- **Data for review**
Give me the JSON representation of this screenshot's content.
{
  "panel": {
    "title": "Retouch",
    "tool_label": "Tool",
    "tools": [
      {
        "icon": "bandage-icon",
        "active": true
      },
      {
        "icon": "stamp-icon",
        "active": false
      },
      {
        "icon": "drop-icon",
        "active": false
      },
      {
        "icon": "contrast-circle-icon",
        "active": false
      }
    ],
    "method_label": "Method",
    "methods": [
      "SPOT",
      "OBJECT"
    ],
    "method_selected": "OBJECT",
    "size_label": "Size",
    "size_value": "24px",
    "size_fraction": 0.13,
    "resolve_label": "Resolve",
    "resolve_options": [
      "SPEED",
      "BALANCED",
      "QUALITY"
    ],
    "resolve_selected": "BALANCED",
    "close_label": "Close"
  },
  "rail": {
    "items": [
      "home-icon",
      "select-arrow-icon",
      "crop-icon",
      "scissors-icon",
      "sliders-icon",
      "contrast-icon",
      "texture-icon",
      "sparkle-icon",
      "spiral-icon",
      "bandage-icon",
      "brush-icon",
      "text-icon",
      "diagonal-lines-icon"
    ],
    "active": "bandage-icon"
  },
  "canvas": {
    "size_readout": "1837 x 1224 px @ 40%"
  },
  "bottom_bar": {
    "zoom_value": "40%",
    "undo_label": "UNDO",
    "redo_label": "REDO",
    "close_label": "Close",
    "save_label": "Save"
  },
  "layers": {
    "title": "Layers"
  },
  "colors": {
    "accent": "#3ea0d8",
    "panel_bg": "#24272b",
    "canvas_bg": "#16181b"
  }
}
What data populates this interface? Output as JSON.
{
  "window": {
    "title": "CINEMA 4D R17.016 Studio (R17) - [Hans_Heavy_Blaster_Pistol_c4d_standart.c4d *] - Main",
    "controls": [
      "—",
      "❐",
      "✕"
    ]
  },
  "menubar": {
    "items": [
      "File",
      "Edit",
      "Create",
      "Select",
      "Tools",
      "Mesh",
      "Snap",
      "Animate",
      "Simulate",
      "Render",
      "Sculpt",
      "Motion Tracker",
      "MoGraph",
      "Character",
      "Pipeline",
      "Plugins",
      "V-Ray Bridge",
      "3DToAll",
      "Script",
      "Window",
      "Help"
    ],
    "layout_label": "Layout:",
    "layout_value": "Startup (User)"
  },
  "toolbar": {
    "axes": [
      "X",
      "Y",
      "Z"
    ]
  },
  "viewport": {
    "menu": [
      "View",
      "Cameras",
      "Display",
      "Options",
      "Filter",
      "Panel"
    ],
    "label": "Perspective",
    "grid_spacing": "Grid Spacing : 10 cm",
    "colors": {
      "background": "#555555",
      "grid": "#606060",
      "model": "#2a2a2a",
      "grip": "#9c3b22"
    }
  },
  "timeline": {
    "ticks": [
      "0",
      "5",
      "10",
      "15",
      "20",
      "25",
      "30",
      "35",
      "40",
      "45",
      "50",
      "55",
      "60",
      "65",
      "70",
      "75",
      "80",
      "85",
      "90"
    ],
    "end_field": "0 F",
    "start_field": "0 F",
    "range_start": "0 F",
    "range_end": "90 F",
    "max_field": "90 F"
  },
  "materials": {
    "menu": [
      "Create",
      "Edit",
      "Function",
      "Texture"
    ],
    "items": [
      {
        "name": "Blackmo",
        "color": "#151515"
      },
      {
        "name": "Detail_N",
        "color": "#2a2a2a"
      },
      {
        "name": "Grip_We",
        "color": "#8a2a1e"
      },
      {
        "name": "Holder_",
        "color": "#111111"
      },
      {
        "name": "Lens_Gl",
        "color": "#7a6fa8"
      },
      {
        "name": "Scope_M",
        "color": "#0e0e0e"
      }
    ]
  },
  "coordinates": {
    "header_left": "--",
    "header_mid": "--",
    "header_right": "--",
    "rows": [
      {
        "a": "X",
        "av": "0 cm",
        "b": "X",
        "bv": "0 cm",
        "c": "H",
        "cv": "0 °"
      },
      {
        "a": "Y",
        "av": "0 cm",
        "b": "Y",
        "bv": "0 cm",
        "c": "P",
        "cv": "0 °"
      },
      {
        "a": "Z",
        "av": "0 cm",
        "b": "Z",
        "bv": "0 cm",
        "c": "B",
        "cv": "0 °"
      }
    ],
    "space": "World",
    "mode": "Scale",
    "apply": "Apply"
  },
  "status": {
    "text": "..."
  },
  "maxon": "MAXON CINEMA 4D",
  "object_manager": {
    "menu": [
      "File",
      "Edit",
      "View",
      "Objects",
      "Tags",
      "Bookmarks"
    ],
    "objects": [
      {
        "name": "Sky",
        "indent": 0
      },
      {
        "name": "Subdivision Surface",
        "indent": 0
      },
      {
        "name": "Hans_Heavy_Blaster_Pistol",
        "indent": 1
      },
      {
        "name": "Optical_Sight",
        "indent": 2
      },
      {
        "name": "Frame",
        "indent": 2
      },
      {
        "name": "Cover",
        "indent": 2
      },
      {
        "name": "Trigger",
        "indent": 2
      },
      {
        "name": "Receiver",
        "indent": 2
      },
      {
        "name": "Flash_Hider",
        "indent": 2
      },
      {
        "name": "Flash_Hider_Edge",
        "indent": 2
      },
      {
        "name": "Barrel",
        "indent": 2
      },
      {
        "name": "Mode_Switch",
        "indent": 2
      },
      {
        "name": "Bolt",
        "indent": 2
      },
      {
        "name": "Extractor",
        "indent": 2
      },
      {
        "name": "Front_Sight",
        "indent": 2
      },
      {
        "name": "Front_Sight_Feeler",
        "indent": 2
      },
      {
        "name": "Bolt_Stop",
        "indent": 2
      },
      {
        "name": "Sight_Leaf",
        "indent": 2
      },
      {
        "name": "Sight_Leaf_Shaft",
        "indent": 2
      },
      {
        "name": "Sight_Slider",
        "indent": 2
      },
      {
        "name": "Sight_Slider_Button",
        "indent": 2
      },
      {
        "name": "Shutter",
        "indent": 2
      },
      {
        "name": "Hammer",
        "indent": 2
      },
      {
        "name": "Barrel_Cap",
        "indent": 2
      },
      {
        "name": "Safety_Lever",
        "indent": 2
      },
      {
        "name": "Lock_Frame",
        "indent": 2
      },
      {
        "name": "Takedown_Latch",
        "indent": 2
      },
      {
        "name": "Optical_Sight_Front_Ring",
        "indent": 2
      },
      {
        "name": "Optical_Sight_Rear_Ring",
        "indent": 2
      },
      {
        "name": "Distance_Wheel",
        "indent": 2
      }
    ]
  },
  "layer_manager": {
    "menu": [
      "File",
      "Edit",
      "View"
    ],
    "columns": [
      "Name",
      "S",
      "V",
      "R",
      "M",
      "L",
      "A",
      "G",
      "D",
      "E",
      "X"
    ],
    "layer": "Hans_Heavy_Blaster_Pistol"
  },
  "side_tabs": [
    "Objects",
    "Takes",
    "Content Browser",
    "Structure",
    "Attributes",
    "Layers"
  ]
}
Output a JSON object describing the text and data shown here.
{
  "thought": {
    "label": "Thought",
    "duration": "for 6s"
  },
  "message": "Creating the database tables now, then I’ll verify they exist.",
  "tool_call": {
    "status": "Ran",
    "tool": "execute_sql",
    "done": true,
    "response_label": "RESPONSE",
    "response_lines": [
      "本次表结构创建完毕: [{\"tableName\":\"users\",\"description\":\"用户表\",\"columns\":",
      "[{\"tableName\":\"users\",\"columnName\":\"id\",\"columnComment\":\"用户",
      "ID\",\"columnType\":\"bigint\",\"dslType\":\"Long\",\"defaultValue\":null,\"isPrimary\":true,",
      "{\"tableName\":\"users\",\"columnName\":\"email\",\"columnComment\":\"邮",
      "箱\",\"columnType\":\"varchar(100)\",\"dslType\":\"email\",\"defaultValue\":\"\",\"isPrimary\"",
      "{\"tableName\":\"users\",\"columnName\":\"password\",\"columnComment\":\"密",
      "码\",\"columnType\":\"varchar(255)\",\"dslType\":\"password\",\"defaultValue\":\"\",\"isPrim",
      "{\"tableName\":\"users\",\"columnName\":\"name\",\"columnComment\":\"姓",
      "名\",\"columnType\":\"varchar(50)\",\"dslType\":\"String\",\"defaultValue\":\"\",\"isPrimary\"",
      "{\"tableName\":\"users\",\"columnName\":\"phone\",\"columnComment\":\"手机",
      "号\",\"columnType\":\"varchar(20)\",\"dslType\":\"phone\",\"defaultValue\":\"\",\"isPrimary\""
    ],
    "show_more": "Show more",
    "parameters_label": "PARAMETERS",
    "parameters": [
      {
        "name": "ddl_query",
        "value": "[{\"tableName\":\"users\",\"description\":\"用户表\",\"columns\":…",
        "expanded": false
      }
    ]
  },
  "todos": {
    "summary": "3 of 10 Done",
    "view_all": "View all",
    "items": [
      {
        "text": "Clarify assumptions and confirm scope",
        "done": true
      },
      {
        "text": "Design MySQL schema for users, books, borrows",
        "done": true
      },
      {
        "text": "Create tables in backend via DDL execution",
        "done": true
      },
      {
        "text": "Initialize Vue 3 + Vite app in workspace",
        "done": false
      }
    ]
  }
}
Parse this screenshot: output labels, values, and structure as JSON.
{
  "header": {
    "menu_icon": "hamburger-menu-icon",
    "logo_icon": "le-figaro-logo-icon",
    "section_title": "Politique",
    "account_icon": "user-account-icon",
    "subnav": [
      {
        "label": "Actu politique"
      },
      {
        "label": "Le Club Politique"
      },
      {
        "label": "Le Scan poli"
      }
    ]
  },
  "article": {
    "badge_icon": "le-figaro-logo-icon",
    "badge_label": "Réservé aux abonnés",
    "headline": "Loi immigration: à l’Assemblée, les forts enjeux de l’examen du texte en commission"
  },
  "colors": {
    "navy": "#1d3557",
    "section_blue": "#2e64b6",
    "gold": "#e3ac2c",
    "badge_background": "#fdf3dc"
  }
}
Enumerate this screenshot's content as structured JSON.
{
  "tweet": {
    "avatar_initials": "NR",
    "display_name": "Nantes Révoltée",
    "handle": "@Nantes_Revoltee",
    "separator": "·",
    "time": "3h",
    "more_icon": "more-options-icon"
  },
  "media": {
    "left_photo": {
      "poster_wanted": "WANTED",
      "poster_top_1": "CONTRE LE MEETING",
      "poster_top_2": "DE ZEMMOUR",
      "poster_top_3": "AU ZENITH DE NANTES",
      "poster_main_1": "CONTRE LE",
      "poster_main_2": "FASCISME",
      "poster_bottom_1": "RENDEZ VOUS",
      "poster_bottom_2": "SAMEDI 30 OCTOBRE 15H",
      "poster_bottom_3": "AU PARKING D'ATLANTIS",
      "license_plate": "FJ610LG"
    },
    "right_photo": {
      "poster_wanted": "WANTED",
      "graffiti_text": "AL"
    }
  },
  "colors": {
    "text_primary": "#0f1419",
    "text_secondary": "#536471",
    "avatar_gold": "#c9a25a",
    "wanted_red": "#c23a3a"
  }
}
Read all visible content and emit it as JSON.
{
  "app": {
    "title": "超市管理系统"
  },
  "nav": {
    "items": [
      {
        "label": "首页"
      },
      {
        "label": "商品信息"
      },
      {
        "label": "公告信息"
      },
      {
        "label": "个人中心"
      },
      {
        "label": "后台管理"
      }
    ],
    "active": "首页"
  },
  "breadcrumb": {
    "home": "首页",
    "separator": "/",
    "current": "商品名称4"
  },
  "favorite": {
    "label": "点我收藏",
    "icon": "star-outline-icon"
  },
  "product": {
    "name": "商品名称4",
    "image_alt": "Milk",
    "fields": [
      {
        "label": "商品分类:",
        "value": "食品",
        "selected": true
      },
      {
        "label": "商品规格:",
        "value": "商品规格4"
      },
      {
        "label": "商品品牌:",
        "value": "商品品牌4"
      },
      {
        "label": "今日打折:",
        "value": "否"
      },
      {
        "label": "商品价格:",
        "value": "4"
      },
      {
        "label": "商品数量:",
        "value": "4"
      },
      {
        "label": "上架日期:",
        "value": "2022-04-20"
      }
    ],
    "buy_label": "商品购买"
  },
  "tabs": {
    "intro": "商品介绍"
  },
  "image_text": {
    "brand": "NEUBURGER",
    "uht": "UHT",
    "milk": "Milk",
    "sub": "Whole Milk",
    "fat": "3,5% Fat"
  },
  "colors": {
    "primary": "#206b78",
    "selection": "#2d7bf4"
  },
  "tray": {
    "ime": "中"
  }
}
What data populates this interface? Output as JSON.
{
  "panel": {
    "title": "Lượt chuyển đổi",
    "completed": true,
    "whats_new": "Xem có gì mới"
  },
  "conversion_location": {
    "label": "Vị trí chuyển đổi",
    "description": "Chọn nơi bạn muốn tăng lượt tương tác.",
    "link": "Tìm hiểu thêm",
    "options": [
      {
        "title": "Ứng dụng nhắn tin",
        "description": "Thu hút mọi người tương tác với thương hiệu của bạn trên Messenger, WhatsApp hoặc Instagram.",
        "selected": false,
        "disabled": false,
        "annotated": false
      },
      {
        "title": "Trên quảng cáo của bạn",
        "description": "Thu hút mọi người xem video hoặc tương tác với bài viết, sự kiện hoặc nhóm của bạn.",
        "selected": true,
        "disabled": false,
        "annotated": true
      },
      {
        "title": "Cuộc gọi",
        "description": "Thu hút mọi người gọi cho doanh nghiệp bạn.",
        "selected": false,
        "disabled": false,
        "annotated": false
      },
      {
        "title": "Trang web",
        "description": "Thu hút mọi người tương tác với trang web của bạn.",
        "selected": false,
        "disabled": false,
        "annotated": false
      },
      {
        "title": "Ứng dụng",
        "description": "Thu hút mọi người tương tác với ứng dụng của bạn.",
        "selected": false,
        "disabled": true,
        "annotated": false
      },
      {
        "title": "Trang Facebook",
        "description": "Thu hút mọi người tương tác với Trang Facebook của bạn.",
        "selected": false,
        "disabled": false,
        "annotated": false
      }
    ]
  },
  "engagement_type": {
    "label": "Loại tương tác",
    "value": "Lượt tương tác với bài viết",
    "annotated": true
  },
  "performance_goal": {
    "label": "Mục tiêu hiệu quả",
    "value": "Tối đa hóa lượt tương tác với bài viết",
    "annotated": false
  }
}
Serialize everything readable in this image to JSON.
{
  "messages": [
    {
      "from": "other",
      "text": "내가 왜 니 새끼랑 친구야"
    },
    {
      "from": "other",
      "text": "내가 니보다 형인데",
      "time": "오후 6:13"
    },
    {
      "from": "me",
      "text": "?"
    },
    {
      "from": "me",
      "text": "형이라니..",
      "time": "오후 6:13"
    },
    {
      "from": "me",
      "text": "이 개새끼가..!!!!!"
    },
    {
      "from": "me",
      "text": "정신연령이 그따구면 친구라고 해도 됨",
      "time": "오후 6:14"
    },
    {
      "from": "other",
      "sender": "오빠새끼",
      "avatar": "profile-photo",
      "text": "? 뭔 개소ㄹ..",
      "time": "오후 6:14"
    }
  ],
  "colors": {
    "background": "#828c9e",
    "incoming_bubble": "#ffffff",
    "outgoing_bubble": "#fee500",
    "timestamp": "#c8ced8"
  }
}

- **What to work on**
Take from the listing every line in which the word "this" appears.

- **Result below**
Give me the JSON representation of this screenshot's content.
What data populates this interface? Output as JSON.
Parse this screenshot: output labels, values, and structure as JSON.
Enumerate this screenshot's content as structured JSON.
What data populates this interface? Output as JSON.
Serialize everything readable in this image to JSON.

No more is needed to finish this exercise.